Darlingtonia californica

Darlingtonia californica from the UW Botany Greenhouse

Rhododendron occitentale

Rhododendron occidentale grown from seed collected in the Siskiyou Mountains by Collections Manager Randall Hitchin

Winter Plant Protection in Pacific Connections Gardens

November 22nd, 2010 by UWBG Horticulturist

"Straw Tepees" in New Zealand entry garden

No, aliens haven’t invaded the arboretum. The “straw tepees” (left), as Kyle Henegar, PCG gardener, aptly coins them, are to protect the newly planted Phormiums and other marginally hardy New Zealand plants make it through this cold spell that’s hit Seattle. It just wouldn’t seem fair to let these plants try to make it on their own since they were just planted late last summer and have yet to get their roots established.

The new Chilean Gateway garden also has several box structures dotted along the rockery hillside (bottom right). These wooden frames enveloped w/ shade cloth are protecting our new Chilean wine palms that are indeed cold sensitive.

Box over palm

Sundstrom, Gateway contractor, has also treated the palm’s crowns w/ a copper-based pesticide, to help inhibit the colonization of bacteria and fungal crown rots. If you look inside the structures, you’ll notice straw has been used to blanket the trunks and crowns as well.

Let’s all hope that these extraordinary winter protection measures pay off. We won’t know for sure until late spring or even early summer in some cases.

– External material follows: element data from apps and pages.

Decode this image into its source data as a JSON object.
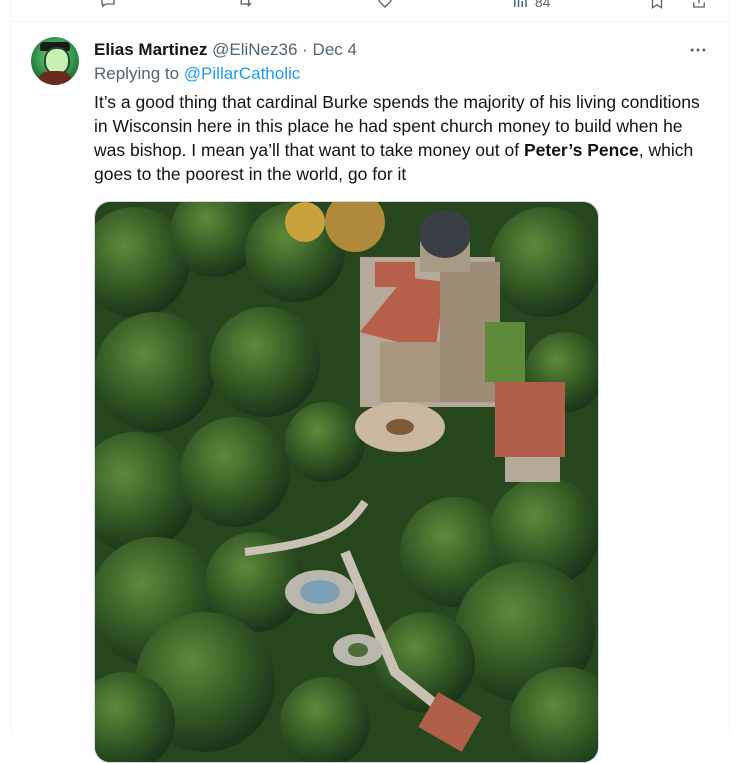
{
  "previous_actions": {
    "reply_icon": "comment-icon",
    "repost_icon": "repost-icon",
    "like_icon": "heart-icon",
    "views_count": "84",
    "views_icon": "chart-icon",
    "bookmark_icon": "bookmark-icon",
    "share_icon": "share-icon"
  },
  "tweet": {
    "author_name": "Elias Martinez",
    "handle": "@EliNez36",
    "separator": "·",
    "date": "Dec 4",
    "replying_prefix": "Replying to",
    "replying_to": "@PillarCatholic",
    "text_part1": "It’s a good thing that cardinal Burke spends the majority of his living conditions in Wisconsin here in this place he had spent church money to build when he was bishop. I mean ya’ll that want to take money out of ",
    "text_bold": "Peter’s Pence",
    "text_part2": ", which goes to the poorest in the world, go for it",
    "more_icon": "more-icon",
    "media_description_icon": "photo-aerial-shrine"
  },
  "colors": {
    "text": "#0f1419",
    "secondary": "#536471",
    "link": "#1d9bf0",
    "border": "#eff3f4"
  }
}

And no, you needn’t worry about alien invasions in the arboretum.

Chile news is good news!

October 21st, 2010 by Jennifer Youngman, Communications Specialist

Monkey Puzzle tree photo“Uno, dos, tres, cut!” cried Paige Miller, the Arboretum Foundation’s executive director. Armed with garden shears, dignitaries clipped the bamboo ribbon, officially opening the Gateway to Chile in Washington Park Arboretum’s Pacific Connections Garden. Bathed in sunshine, and on the heels of the Chilean miners’ safe return above ground, the Oct. 17 Gateway to Chile celebration was triply joyous. Watch a 2 1/4-minute video.

Can’t wait until the monkey puzzle trees and other fascinating plants mature so you can stand immersed in a Chilean forest? Join Dr. Sarah Reichard, professor at UW Botanic Gardens, and Plantsman Dan Hinkley for a breathtaking tour of Chile’s national botanical gardens, parks, nurseries and private estate gardens Jan. 15-30, 2011.

Pacific Connections – “Chilean Gateway” Notice

March 26th, 2010 by UWBG Horticulturist

Upcoming Pacific Connections Phase 2 Construction

33 trees will be removed under the Pacific Connections Phase 2 Project. These trees do not contribute to the horticultural collection.  They are being removed as a management tool and to make way for the new Chilean garden.

Location: Pacific Connections Garden – Chilean Immersion Forest NE quadrant of intersection of Lake  Washington Blvd. and Arboretum Drive.

Timeframe: April 19 -23, 2010

Safety: Service roads and trails near tree removal operations will be clearly signed “Closed” for  this removal and a detour will be set up to route pedestrians around the removal.

Contact: Andy Sheffer, Seattle Parks and Recreation, for  additional information. andy.sheffer@seattle.gov or 206.684.7041